══ Recorded data ══

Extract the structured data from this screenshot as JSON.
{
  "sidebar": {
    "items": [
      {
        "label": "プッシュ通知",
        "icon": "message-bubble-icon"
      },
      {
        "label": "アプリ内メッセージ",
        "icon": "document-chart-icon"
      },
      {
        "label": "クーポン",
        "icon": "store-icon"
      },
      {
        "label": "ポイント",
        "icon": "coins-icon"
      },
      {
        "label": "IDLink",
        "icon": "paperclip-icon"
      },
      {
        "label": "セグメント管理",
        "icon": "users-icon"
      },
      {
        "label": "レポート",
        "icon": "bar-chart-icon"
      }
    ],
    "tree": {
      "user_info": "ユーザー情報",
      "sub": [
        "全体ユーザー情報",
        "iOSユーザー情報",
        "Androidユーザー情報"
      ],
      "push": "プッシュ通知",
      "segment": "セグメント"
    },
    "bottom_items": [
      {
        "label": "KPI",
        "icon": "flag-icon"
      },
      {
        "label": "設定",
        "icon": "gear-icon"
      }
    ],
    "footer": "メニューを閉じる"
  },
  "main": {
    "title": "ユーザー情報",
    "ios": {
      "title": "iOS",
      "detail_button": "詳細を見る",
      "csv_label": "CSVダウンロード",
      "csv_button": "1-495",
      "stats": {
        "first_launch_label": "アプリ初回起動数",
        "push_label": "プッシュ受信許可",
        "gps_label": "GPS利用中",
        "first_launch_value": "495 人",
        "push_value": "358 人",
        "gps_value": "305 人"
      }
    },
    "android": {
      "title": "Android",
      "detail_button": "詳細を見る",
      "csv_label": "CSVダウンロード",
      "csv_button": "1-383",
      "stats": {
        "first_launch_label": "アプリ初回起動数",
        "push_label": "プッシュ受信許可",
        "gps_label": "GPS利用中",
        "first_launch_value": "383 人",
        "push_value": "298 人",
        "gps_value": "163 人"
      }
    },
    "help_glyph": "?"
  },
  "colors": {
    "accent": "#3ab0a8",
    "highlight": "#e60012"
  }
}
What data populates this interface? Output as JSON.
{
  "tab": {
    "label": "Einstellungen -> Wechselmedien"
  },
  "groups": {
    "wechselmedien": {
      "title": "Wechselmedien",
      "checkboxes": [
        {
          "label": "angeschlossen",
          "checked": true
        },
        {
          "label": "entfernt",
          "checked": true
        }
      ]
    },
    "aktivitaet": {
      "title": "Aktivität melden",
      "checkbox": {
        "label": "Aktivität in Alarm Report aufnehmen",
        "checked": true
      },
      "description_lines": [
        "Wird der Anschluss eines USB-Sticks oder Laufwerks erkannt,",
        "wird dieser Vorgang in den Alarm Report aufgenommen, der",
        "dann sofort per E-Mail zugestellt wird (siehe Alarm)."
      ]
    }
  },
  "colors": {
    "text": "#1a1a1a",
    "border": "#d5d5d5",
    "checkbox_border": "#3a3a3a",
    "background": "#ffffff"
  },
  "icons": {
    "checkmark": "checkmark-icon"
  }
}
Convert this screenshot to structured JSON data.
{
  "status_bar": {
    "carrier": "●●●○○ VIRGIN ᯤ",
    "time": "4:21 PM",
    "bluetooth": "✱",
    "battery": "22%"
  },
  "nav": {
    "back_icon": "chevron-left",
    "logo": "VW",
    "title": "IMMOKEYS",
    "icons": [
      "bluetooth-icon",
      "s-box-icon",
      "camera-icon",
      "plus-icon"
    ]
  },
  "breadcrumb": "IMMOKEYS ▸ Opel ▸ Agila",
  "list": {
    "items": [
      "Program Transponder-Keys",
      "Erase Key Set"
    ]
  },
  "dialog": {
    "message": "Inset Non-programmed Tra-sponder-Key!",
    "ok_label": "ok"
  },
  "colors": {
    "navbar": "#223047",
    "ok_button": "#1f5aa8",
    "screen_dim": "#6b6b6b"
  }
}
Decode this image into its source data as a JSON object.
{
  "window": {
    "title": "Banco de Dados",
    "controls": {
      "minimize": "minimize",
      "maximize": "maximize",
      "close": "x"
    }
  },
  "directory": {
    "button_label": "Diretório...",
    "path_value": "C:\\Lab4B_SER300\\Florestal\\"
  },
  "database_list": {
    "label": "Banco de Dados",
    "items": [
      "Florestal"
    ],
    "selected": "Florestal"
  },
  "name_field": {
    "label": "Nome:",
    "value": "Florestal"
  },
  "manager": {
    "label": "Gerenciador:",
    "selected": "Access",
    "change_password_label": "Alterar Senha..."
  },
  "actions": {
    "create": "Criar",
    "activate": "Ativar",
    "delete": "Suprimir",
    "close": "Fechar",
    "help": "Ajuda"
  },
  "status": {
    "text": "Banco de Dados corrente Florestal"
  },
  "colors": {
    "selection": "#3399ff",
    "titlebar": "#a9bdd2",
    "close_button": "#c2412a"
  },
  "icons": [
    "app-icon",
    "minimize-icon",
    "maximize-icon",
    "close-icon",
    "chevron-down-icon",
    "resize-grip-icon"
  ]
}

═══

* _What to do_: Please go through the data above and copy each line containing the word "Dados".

* _Written answer_:
    "title": "Banco de Dados",
    "label": "Banco de Dados",
    "text": "Banco de Dados corrente Florestal"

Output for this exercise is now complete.